The chancellor didn't get a friendly reception in eastern Germany
In an interview with RTL television, Schröder on Thursday said opposition to his reforms he most likely would encourage him to "increase his political presence in the East rather than limit it."
During a visit to the eastern state of Brandenburg on Tuesday, a woman tried to throw an egg at Schröder and he was met by hundreds of other people who booed and whistled. The egg hit a TV camera and a secret service agent.
Anger over the government’s welfare cuts is especially strong in eastern Germany because the majority of the 3 million people who are affected by them live there. The new measures include stiff means-testing and deep cuts in monthly benefit payments for the long-term unemployed.
Brandenburg's Interior Minister Jörg Schönbohm said on Friday that Schröder should avoid further forays into the region. "For social calm it would now be better if Chancellor Schröder avoided the eastern states for the time being," Schönbohm told the BZ newspaper.
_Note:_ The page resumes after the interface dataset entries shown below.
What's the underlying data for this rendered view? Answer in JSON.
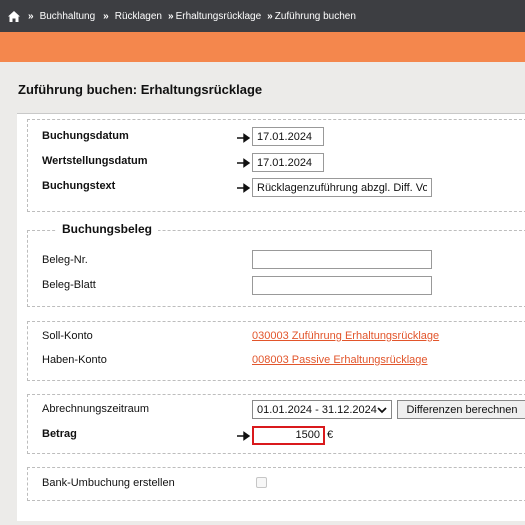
{
  "breadcrumb": {
    "home_icon": "home-icon",
    "separator": "»",
    "items": [
      "Buchhaltung",
      "Rücklagen",
      "Erhaltungsrücklage",
      "Zuführung buchen"
    ]
  },
  "page": {
    "title": "Zuführung buchen: Erhaltungsrücklage"
  },
  "colors": {
    "topbar": "#3d3e42",
    "accent_band": "#f4874d",
    "link": "#e2552b",
    "error_border": "#d9191c"
  },
  "booking": {
    "date_label": "Buchungsdatum",
    "date_value": "17.01.2024",
    "valuta_label": "Wertstellungsdatum",
    "valuta_value": "17.01.2024",
    "text_label": "Buchungstext",
    "text_value": "Rücklagenzuführung abzgl. Diff. Vor."
  },
  "beleg": {
    "legend": "Buchungsbeleg",
    "nr_label": "Beleg-Nr.",
    "nr_value": "",
    "blatt_label": "Beleg-Blatt",
    "blatt_value": ""
  },
  "accounts": {
    "soll_label": "Soll-Konto",
    "soll_value": "030003 Zuführung Erhaltungsrücklage",
    "haben_label": "Haben-Konto",
    "haben_value": "008003 Passive Erhaltungsrücklage"
  },
  "period": {
    "label": "Abrechnungszeitraum",
    "selected": "01.01.2024 - 31.12.2024",
    "button_label": "Differenzen berechnen",
    "amount_label": "Betrag",
    "amount_value": "1500",
    "currency": "€"
  },
  "bank": {
    "label": "Bank-Umbuchung erstellen",
    "checked": false
  }
}
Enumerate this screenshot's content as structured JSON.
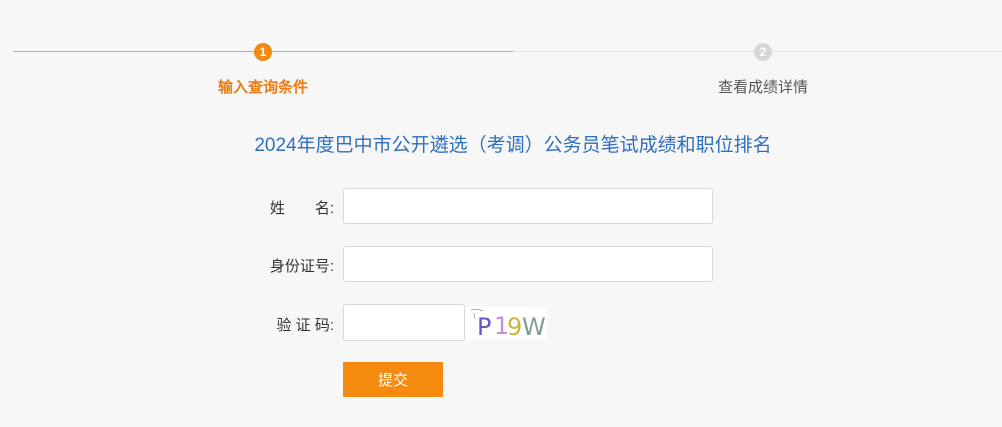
{
  "steps": [
    {
      "number": "1",
      "label": "输入查询条件",
      "state": "active"
    },
    {
      "number": "2",
      "label": "查看成绩详情",
      "state": "inactive"
    }
  ],
  "page_title": "2024年度巴中市公开遴选（考调）公务员笔试成绩和职位排名",
  "form": {
    "name_label": "姓　　名:",
    "name_value": "",
    "id_label": "身份证号:",
    "id_value": "",
    "captcha_label": "验 证 码:",
    "captcha_value": "",
    "captcha_text": "P19W",
    "submit_label": "提交"
  },
  "colors": {
    "accent": "#f08a13",
    "title": "#2f6fbf",
    "inactive": "#d6d6d6"
  }
}
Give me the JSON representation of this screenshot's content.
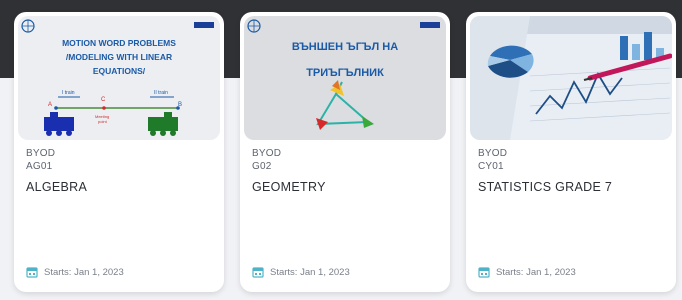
{
  "colors": {
    "card_bg": "#ffffff",
    "page_bg": "#f1f2f5",
    "top_band": "#2f3135",
    "calendar_icon": "#4fb3c8",
    "thumb_text": "#1a5aa6"
  },
  "cards": [
    {
      "thumb_title": [
        "MOTION WORD PROBLEMS",
        "/MODELING WITH LINEAR",
        "EQUATIONS/"
      ],
      "thumb_labels": [
        "I train",
        "II train",
        "A",
        "C",
        "B",
        "Meeting",
        "point"
      ],
      "program": "BYOD",
      "code": "AG01",
      "title": "ALGEBRA",
      "starts": "Starts: Jan 1, 2023",
      "icon": "calendar-icon"
    },
    {
      "thumb_title": [
        "ВЪНШЕН ЪГЪЛ НА",
        "ТРИЪГЪЛНИК"
      ],
      "program": "BYOD",
      "code": "G02",
      "title": "GEOMETRY",
      "starts": "Starts: Jan 1, 2023",
      "icon": "calendar-icon"
    },
    {
      "program": "BYOD",
      "code": "CY01",
      "title": "STATISTICS GRADE 7",
      "starts": "Starts: Jan 1, 2023",
      "icon": "calendar-icon"
    }
  ]
}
But Schöder said instead there would simply be increased security at his appearances. "Everybody will understand that there are some risks that some people could use in a really bad way have to be avoided," he said, adding violent protests were leading to "the destruction of a political culture and nobody really wants that."
Monday protests continue
Some 80,000 protesters took to the streets on Monday evening in mass rallies against Chancellor Gerhard Schröder’s welfare reforms throughout Germany.
It was the third wave of so-called "Monday Demonstrations," a term used by Eastern Germans during their protests in 1989 that toppled communism in the region and paved the way for German unification. Curiously enough, the protests in the east this time are directed against a democratically elected government and it’s the former communists of the leftist PDS party that stands to profit most in coming state elections in September.
Although Schröder's Social Democrats continue to get hammered in local elections and wallow near all-time lows in national opinion polls, he said he remained confident that his center-left coalition with the Greens would be re-elected in 2006. Schröder said public attitudes toward his reforms would turn once Germans saw the economic benefits.
"People will eventually understand the reform process and we will gain recognition for that," Schröder told RTL.